Required action: Word for word, set down the entries below.

**** Information ****

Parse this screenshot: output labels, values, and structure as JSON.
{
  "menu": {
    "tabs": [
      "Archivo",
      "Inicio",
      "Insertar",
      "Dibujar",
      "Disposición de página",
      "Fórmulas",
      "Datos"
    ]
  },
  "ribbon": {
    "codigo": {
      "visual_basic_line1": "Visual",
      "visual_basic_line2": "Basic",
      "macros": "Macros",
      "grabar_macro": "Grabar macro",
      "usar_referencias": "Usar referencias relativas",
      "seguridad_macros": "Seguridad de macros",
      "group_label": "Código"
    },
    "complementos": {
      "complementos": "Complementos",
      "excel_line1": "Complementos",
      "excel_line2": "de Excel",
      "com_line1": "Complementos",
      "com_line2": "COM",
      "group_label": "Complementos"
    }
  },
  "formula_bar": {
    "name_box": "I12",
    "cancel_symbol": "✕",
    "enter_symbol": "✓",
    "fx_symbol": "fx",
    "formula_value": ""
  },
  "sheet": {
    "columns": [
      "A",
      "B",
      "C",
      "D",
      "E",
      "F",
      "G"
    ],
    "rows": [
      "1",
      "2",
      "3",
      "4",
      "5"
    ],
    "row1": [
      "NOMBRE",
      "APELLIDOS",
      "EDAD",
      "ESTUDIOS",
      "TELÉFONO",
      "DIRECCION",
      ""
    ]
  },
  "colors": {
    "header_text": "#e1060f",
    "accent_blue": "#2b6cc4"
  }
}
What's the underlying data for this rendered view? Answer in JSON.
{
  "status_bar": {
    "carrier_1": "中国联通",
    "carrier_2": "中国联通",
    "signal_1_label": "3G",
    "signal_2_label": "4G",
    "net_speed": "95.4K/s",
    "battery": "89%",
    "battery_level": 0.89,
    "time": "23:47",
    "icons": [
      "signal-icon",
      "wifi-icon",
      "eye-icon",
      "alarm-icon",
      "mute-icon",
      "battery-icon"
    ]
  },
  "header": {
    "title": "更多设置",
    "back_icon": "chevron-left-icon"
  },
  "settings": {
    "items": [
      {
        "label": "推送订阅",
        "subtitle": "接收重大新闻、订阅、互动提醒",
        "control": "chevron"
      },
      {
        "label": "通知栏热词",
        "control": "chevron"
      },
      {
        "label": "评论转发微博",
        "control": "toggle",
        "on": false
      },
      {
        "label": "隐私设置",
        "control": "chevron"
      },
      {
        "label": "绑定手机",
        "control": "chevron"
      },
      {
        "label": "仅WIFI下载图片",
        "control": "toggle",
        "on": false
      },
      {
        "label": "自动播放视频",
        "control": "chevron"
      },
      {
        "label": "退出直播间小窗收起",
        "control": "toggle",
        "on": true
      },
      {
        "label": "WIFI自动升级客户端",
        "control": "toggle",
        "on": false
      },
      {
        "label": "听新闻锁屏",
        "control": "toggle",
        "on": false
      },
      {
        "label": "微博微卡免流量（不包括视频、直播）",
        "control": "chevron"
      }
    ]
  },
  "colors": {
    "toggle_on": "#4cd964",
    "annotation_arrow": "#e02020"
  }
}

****

Task solution:
Parse this screenshot: output labels, values, and structure as JSON.
{
  "menu": {
    "tabs": [
      "Archivo",
      "Inicio",
      "Insertar",
      "Dibujar",
      "Disposición de página",
      "Fórmulas",
      "Datos"
    ]
  },
  "ribbon": {
    "codigo": {
      "visual_basic_line1": "Visual",
      "visual_basic_line2": "Basic",
      "macros": "Macros",
      "grabar_macro": "Grabar macro",
      "usar_referencias": "Usar referencias relativas",
      "seguridad_macros": "Seguridad de macros",
      "group_label": "Código"
    },
    "complementos": {
      "complementos": "Complementos",
      "excel_line1": "Complementos",
      "excel_line2": "de Excel",
      "com_line1": "Complementos",
      "com_line2": "COM",
      "group_label": "Complementos"
    }
  },
  "formula_bar": {
    "name_box": "I12",
    "cancel_symbol": "✕",
    "enter_symbol": "✓",
    "fx_symbol": "fx",
    "formula_value": ""
  },
  "sheet": {
    "columns": [
      "A",
      "B",
      "C",
      "D",
      "E",
      "F",
      "G"
    ],
    "rows": [
      "1",
      "2",
      "3",
      "4",
      "5"
    ],
    "row1": [
      "NOMBRE",
      "APELLIDOS",
      "EDAD",
      "ESTUDIOS",
      "TELÉFONO",
      "DIRECCION",
      ""
    ]
  },
  "colors": {
    "header_text": "#e1060f",
    "accent_blue": "#2b6cc4"
  }
}
What's the underlying data for this rendered view? Answer in JSON.
{
  "status_bar": {
    "carrier_1": "中国联通",
    "carrier_2": "中国联通",
    "signal_1_label": "3G",
    "signal_2_label": "4G",
    "net_speed": "95.4K/s",
    "battery": "89%",
    "battery_level": 0.89,
    "time": "23:47",
    "icons": [
      "signal-icon",
      "wifi-icon",
      "eye-icon",
      "alarm-icon",
      "mute-icon",
      "battery-icon"
    ]
  },
  "header": {
    "title": "更多设置",
    "back_icon": "chevron-left-icon"
  },
  "settings": {
    "items": [
      {
        "label": "推送订阅",
        "subtitle": "接收重大新闻、订阅、互动提醒",
        "control": "chevron"
      },
      {
        "label": "通知栏热词",
        "control": "chevron"
      },
      {
        "label": "评论转发微博",
        "control": "toggle",
        "on": false
      },
      {
        "label": "隐私设置",
        "control": "chevron"
      },
      {
        "label": "绑定手机",
        "control": "chevron"
      },
      {
        "label": "仅WIFI下载图片",
        "control": "toggle",
        "on": false
      },
      {
        "label": "自动播放视频",
        "control": "chevron"
      },
      {
        "label": "退出直播间小窗收起",
        "control": "toggle",
        "on": true
      },
      {
        "label": "WIFI自动升级客户端",
        "control": "toggle",
        "on": false
      },
      {
        "label": "听新闻锁屏",
        "control": "toggle",
        "on": false
      },
      {
        "label": "微博微卡免流量（不包括视频、直播）",
        "control": "chevron"
      }
    ]
  },
  "colors": {
    "toggle_on": "#4cd964",
    "annotation_arrow": "#e02020"
  }
}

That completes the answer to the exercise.